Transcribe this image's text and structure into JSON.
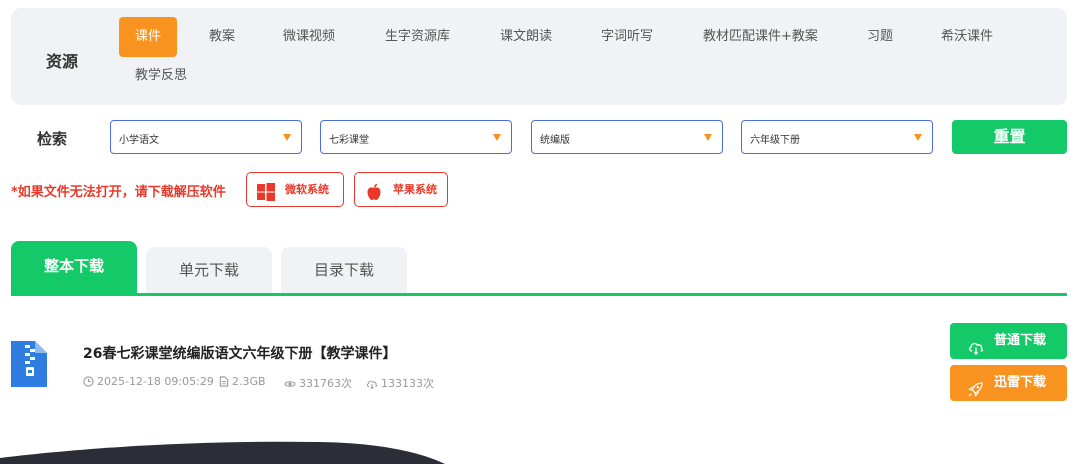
{
  "resources": {
    "label": "资源",
    "items": [
      "课件",
      "教案",
      "微课视频",
      "生字资源库",
      "课文朗读",
      "字词听写",
      "教材匹配课件+教案",
      "习题",
      "希沃课件",
      "教学反思"
    ]
  },
  "search": {
    "label": "检索",
    "selects": [
      "小学语文",
      "七彩课堂",
      "统编版",
      "六年级下册"
    ],
    "reset_label": "重置"
  },
  "notice": {
    "text": "*如果文件无法打开，请下载解压软件",
    "windows_label": "微软系统",
    "apple_label": "苹果系统"
  },
  "tabs": [
    "整本下载",
    "单元下载",
    "目录下载"
  ],
  "file": {
    "title": "26春七彩课堂统编版语文六年级下册【教学课件】",
    "date": "2025-12-18 09:05:29",
    "size": "2.3GB",
    "views": "331763次",
    "downloads": "133133次",
    "normal_download": "普通下载",
    "xunlei_download": "迅雷下载"
  },
  "colors": {
    "accent_orange": "#f7931e",
    "accent_green": "#14c968",
    "alert_red": "#e8392a",
    "select_border": "#4a6ee0"
  },
  "icons": [
    "windows-icon",
    "apple-icon",
    "zip-file-icon",
    "clock-icon",
    "file-size-icon",
    "eye-icon",
    "cloud-download-icon",
    "rocket-icon"
  ]
}
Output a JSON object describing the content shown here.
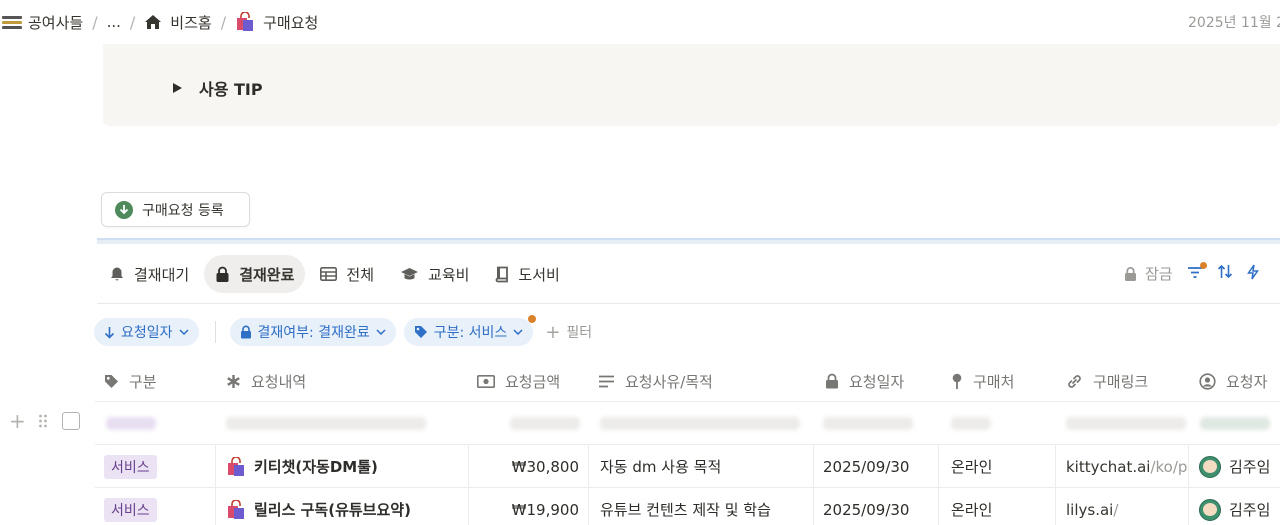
{
  "breadcrumb": {
    "workspace": "공여사들",
    "ellipsis": "...",
    "home": "비즈홈",
    "current": "구매요청"
  },
  "header": {
    "date": "2025년 11월 2"
  },
  "callout": {
    "tip_label": "사용 TIP"
  },
  "register_button": "구매요청 등록",
  "tabs": [
    {
      "label": "결재대기",
      "icon": "bell-icon"
    },
    {
      "label": "결재완료",
      "icon": "lock-icon",
      "active": true
    },
    {
      "label": "전체",
      "icon": "table-icon"
    },
    {
      "label": "교육비",
      "icon": "graduation-cap-icon"
    },
    {
      "label": "도서비",
      "icon": "book-icon"
    }
  ],
  "toolbar": {
    "lock_label": "잠금"
  },
  "filters": {
    "sort": "요청일자",
    "approval": "결재여부: 결재완료",
    "category": "구분: 서비스",
    "add_filter": "필터"
  },
  "columns": [
    "구분",
    "요청내역",
    "요청금액",
    "요청사유/목적",
    "요청일자",
    "구매처",
    "구매링크",
    "요청자"
  ],
  "rows": [
    {
      "category": "서비스",
      "item": "키티챗(자동DM툴)",
      "amount": "₩30,800",
      "reason": "자동 dm 사용 목적",
      "date": "2025/09/30",
      "vendor": "온라인",
      "link_main": "kittychat.ai",
      "link_rest": "/ko/pr",
      "requester": "김주임"
    },
    {
      "category": "서비스",
      "item": "릴리스 구독(유튜브요약)",
      "amount": "₩19,900",
      "reason": "유튜브 컨텐츠 제작 및 학습",
      "date": "2025/09/30",
      "vendor": "온라인",
      "link_main": "lilys.ai",
      "link_rest": "/",
      "requester": "김주임"
    }
  ],
  "colors": {
    "accent_blue": "#2f6fc6",
    "pill_bg": "#e8f0fa",
    "tag_bg": "#ebe3f3",
    "tag_text": "#6a3f8f",
    "notify_dot": "#d9822b",
    "register_icon": "#4f8a5d"
  }
}
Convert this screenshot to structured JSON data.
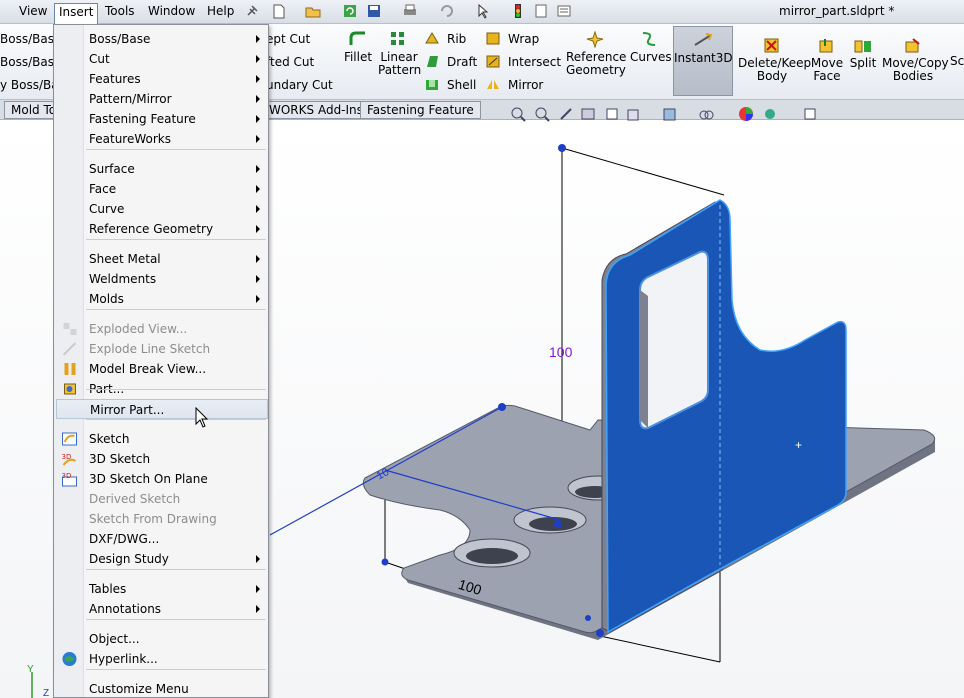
{
  "window": {
    "title": "mirror_part.sldprt *"
  },
  "menubar": {
    "items": [
      "View",
      "Insert",
      "Tools",
      "Window",
      "Help"
    ],
    "active": "Insert"
  },
  "left_strip": {
    "items": [
      "Boss/Base",
      "Boss/Base",
      "y Boss/Bas"
    ]
  },
  "ribbon": {
    "left_partial": [
      "ept Cut",
      "fted Cut",
      "undary Cut"
    ],
    "fillet": "Fillet",
    "linear_pattern": [
      "Linear",
      "Pattern"
    ],
    "rib": "Rib",
    "draft": "Draft",
    "shell": "Shell",
    "wrap": "Wrap",
    "intersect": "Intersect",
    "mirror": "Mirror",
    "reference_geometry": [
      "Reference",
      "Geometry"
    ],
    "curves": "Curves",
    "instant3d": "Instant3D",
    "delete_keep_body": [
      "Delete/Keep",
      "Body"
    ],
    "move_face": [
      "Move",
      "Face"
    ],
    "split": "Split",
    "move_copy_bodies": [
      "Move/Copy",
      "Bodies"
    ],
    "overflow": "Sc"
  },
  "tabs": [
    "Mold To",
    "WORKS Add-Ins",
    "Fastening Feature"
  ],
  "insert_menu": {
    "items": [
      {
        "label": "Boss/Base",
        "submenu": true,
        "disabled": false,
        "icon": "none"
      },
      {
        "label": "Cut",
        "submenu": true,
        "disabled": false,
        "icon": "none"
      },
      {
        "label": "Features",
        "submenu": true,
        "disabled": false,
        "icon": "none"
      },
      {
        "label": "Pattern/Mirror",
        "submenu": true,
        "disabled": false,
        "icon": "none"
      },
      {
        "label": "Fastening Feature",
        "submenu": true,
        "disabled": false,
        "icon": "none"
      },
      {
        "label": "FeatureWorks",
        "submenu": true,
        "disabled": false,
        "icon": "none"
      },
      {
        "label": "Surface",
        "submenu": true,
        "disabled": false,
        "icon": "none"
      },
      {
        "label": "Face",
        "submenu": true,
        "disabled": false,
        "icon": "none"
      },
      {
        "label": "Curve",
        "submenu": true,
        "disabled": false,
        "icon": "none"
      },
      {
        "label": "Reference Geometry",
        "submenu": true,
        "disabled": false,
        "icon": "none"
      },
      {
        "label": "Sheet Metal",
        "submenu": true,
        "disabled": false,
        "icon": "none"
      },
      {
        "label": "Weldments",
        "submenu": true,
        "disabled": false,
        "icon": "none"
      },
      {
        "label": "Molds",
        "submenu": true,
        "disabled": false,
        "icon": "none"
      },
      {
        "label": "Exploded View...",
        "submenu": false,
        "disabled": true,
        "icon": "exploded-view-icon"
      },
      {
        "label": "Explode Line Sketch",
        "submenu": false,
        "disabled": true,
        "icon": "explode-line-icon"
      },
      {
        "label": "Model Break View...",
        "submenu": false,
        "disabled": false,
        "icon": "model-break-icon"
      },
      {
        "label": "Part...",
        "submenu": false,
        "disabled": false,
        "icon": "part-icon"
      },
      {
        "label": "Mirror Part...",
        "submenu": false,
        "disabled": false,
        "icon": "none",
        "highlighted": true
      },
      {
        "label": "Sketch",
        "submenu": false,
        "disabled": false,
        "icon": "sketch-icon"
      },
      {
        "label": "3D Sketch",
        "submenu": false,
        "disabled": false,
        "icon": "3d-sketch-icon"
      },
      {
        "label": "3D Sketch On Plane",
        "submenu": false,
        "disabled": false,
        "icon": "3d-sketch-plane-icon"
      },
      {
        "label": "Derived Sketch",
        "submenu": false,
        "disabled": true,
        "icon": "none"
      },
      {
        "label": "Sketch From Drawing",
        "submenu": false,
        "disabled": true,
        "icon": "none"
      },
      {
        "label": "DXF/DWG...",
        "submenu": false,
        "disabled": false,
        "icon": "none"
      },
      {
        "label": "Design Study",
        "submenu": true,
        "disabled": false,
        "icon": "none"
      },
      {
        "label": "Tables",
        "submenu": true,
        "disabled": false,
        "icon": "none"
      },
      {
        "label": "Annotations",
        "submenu": true,
        "disabled": false,
        "icon": "none"
      },
      {
        "label": "Object...",
        "submenu": false,
        "disabled": false,
        "icon": "none"
      },
      {
        "label": "Hyperlink...",
        "submenu": false,
        "disabled": false,
        "icon": "hyperlink-icon"
      },
      {
        "label": "Customize Menu",
        "submenu": false,
        "disabled": false,
        "icon": "none"
      }
    ]
  },
  "model": {
    "dim_vertical": "100",
    "dim_bottom": "100",
    "dim_small": "10",
    "face_color": "#1a56b5",
    "plate_color": "#9da2b0"
  }
}
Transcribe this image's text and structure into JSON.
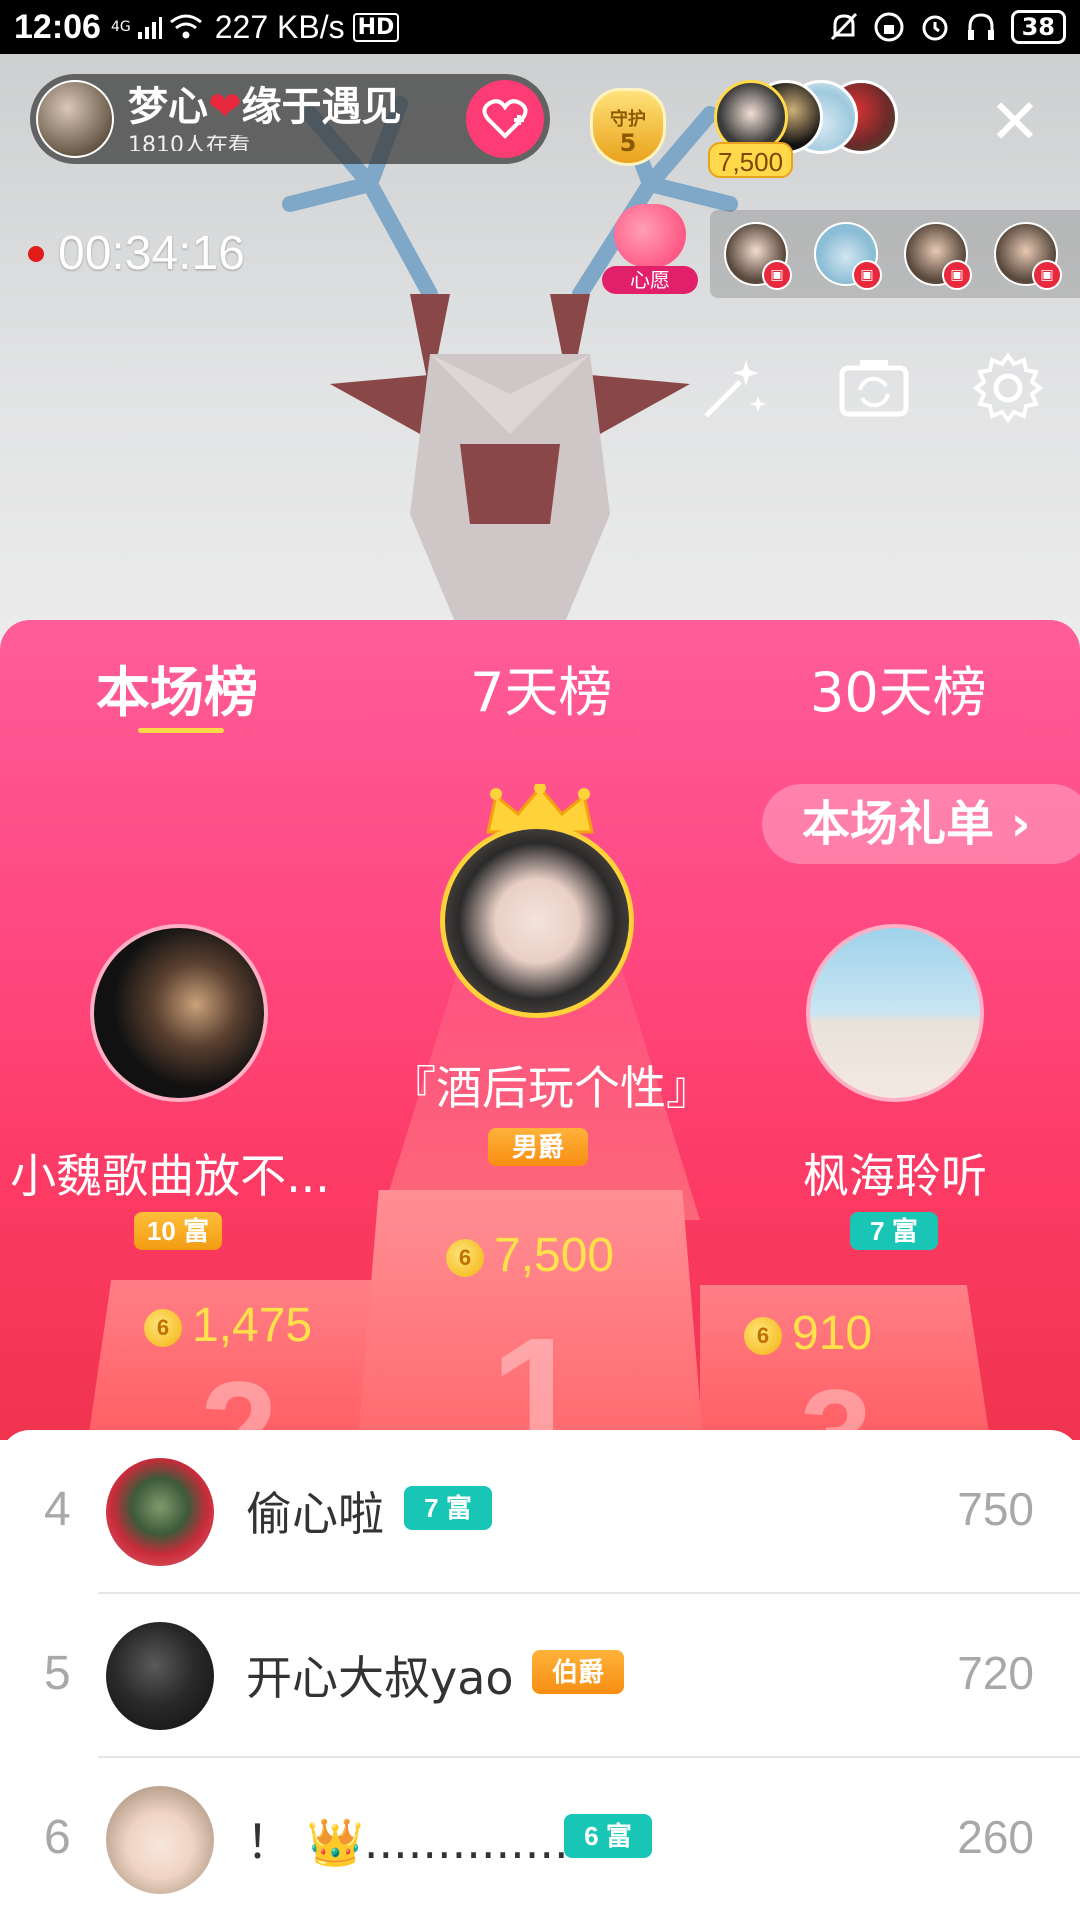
{
  "status_bar": {
    "time": "12:06",
    "network": "4G",
    "speed": "227 KB/s",
    "hd": "HD",
    "battery": "38"
  },
  "live": {
    "host_name_part1": "梦心",
    "host_name_part2": "缘于遇见",
    "viewers": "1810人在看",
    "guard_label": "守护",
    "guard_level": "5",
    "top_contribution": "7,500",
    "timer": "00:34:16",
    "wish_label": "心愿"
  },
  "tabs": [
    "本场榜",
    "7天榜",
    "30天榜"
  ],
  "gift_list_button": "本场礼单 ›",
  "podium": {
    "first": {
      "name": "『酒后玩个性』",
      "badge": "男爵",
      "amount": "7,500"
    },
    "second": {
      "name": "小魏歌曲放不...",
      "badge": "10 富",
      "amount": "1,475"
    },
    "third": {
      "name": "枫海聆听",
      "badge": "7 富",
      "amount": "910"
    },
    "coin_symbol": "6"
  },
  "list": [
    {
      "rank": "4",
      "name": "偷心啦",
      "badge": "7 富",
      "score": "750"
    },
    {
      "rank": "5",
      "name": "开心大叔yao",
      "badge": "伯爵",
      "score": "720"
    },
    {
      "rank": "6",
      "name": "！ 👑..................",
      "badge": "6 富",
      "score": "260"
    }
  ],
  "colors": {
    "panel_top": "#ff5d99",
    "panel_bottom": "#f0344f",
    "gold": "#ffe14a",
    "teal_badge": "#19c6b5",
    "orange_badge": "#f7a51c"
  }
}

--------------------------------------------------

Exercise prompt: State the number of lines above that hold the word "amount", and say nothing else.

Response to the task: 5